How to use event handlers in Internet Explorer
A lot of customers ask our support engineers how to catch events in VBScript when using TX Text Control in the Internet Explorer. This is not that hard, but there is a difference between Visual Basic and VBScript.
If you are familiar with Visual Basic, then you should have no problem setting up event handlers in a web page. Event handlers are code that is called when a particular action is performed on or performed by a component. For example, let's say that you wish to perform an action whenever the user clicks on a field in the TX Text Control. You would setup an event handler for the FieldClick event as follows:
<SCRIPT ID="EventHandlers" LANGUAGE="vbscript">
Sub objTX_FieldClicked(ByVal FieldId)
msgbox "A field has been clicked. Field identifier: " & FieldId
We recommend that script code that accesses components always be placed after the object tags of OCX components. But this is not neccessary with event handler code as this code will not be called until a component is initialized.
Since Internet Explorer's VBScript does not support variable types, you cannot use variables such as Long, Boolean, Double, Integer, etc in your code. All variables in VBScript are Variants. Therefore, the following code would be incorrect and would generate a script error.

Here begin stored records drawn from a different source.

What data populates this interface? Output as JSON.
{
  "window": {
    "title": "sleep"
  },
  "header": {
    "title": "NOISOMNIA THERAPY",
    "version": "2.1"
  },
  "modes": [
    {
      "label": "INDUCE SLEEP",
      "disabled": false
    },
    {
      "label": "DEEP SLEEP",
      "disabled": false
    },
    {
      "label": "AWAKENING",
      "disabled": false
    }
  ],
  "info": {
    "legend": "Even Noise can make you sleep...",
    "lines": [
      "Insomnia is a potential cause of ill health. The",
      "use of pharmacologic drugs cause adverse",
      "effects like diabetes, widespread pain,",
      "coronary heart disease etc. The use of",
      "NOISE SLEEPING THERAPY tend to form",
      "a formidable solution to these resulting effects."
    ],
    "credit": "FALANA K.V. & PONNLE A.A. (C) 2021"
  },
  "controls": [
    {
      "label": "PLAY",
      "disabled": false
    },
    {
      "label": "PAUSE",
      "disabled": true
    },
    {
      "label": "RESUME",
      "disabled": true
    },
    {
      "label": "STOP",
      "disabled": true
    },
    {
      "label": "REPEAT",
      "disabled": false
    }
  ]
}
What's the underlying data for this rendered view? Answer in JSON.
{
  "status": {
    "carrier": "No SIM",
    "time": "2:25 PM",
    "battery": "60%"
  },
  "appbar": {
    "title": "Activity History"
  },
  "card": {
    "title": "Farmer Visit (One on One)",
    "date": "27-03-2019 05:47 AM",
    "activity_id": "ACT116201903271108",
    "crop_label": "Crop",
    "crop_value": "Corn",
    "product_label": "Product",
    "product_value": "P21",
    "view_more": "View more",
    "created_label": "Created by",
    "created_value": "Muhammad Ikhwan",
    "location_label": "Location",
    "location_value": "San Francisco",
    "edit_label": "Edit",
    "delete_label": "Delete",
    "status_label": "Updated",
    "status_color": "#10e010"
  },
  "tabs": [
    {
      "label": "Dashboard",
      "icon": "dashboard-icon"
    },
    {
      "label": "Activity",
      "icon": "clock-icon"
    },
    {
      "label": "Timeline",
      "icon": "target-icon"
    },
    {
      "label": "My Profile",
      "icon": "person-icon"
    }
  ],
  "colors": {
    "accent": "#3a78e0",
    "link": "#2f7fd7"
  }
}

Sub objTX_FieldClicked(ByVal FieldId as Integer)
Use the following code instead, omitting any "as Integer" or other variable types...
Sub objTX_FieldClicked(ByVal FieldId)
Anyway, the parameter of the FieldClicked event can be easily accessed by VBScript, because it casts automatically the variable into the correct variable type.
Major TX Text Control Support Forum Update
In the beginning... WWWBoard
Way back in 1997, we introduced an area on www.textcontrol.com.development that allowed developers using TX Text Control to communicate with one another in public. At the time, we implemented the novel concept of a 'discussion board' with the now legendary PERL script WWWBoard:
WWWBoard quickly became the most frequented part of the web site, getting more than double the amount of hits than the homepage itself.
It did not take long before WWWBoard was overwhelmed by the sheer number of posts it was receiving. The index page became so long (over 1.5 MB in size) it took ages to load over the slow Internet connections of those days. At that time, we started looking for a new solution, preferably with a database backend. (WWWBoard worked with flat files).
And then came... Phorum
We eventually came across Phorum, an exceptional piece of Open Source software and worked on a way to convert the WWWBoard flat files into MySQL. We achieved this without to much hassle and thus the second discussion area was released.
We used four versions of Phorum during the course of two and a half years. All in all, it offered us a great way to provide an online discussion area. Again, Phorum was by far the most popular part of www.textcontrol.com.development.
And finally... vBulletin
However, we finally arrived at the upper limits of Phorum, when other parts of The Imaging Source (the company that manufactures TX Text Control) also wanted a number of online discussion areas. And when we wanted to split the singular TX Text Control Support Forum into three sections (.NET, C++ Class Library and ActiveX).
Hence, we again started looking for a community software product that would allow us to have multiple forums in a company-wide, united interface. We came across (what turns out to be) the most celebrated vBulletin.
vBulletin is the most commonly used commercial community software, as it offers an extremely vast number of features and a very comfortable user interface (the most important point). Thus, we again set about converting the old posts from Phorum into the format required by vBulletin. After a few days work, the third major version of the TX Text Control Support Forum was born.
We would whole heartedly recommend that you take a look at the shipped FAQ, as it contains information that is invaluable to using the new forums.
One feature that you will find especially interesting is the section on 'vB Code':
vB Code is very similar to HTML and allows you to format text. The most important feature of vB Code is certainly the source code formatting tag ([code]). Using this tag, you can be sure that the source code that you post will retain its formatting (from the FAQ):
and PHP Tags
If you want to post some programming source code, or perhaps some ASCII art, which would require a non-proportional font, you can use the [code] tag to achieve this. For example:
In the example above, the text enclosed in the [code] tags would be automatically indented, and the spacing would be preserved like this:
Please format your source code with the [code] tag when posting :-)
We wish you a lot of success with the new TX Text Control Support Forums.
The Newsletter Team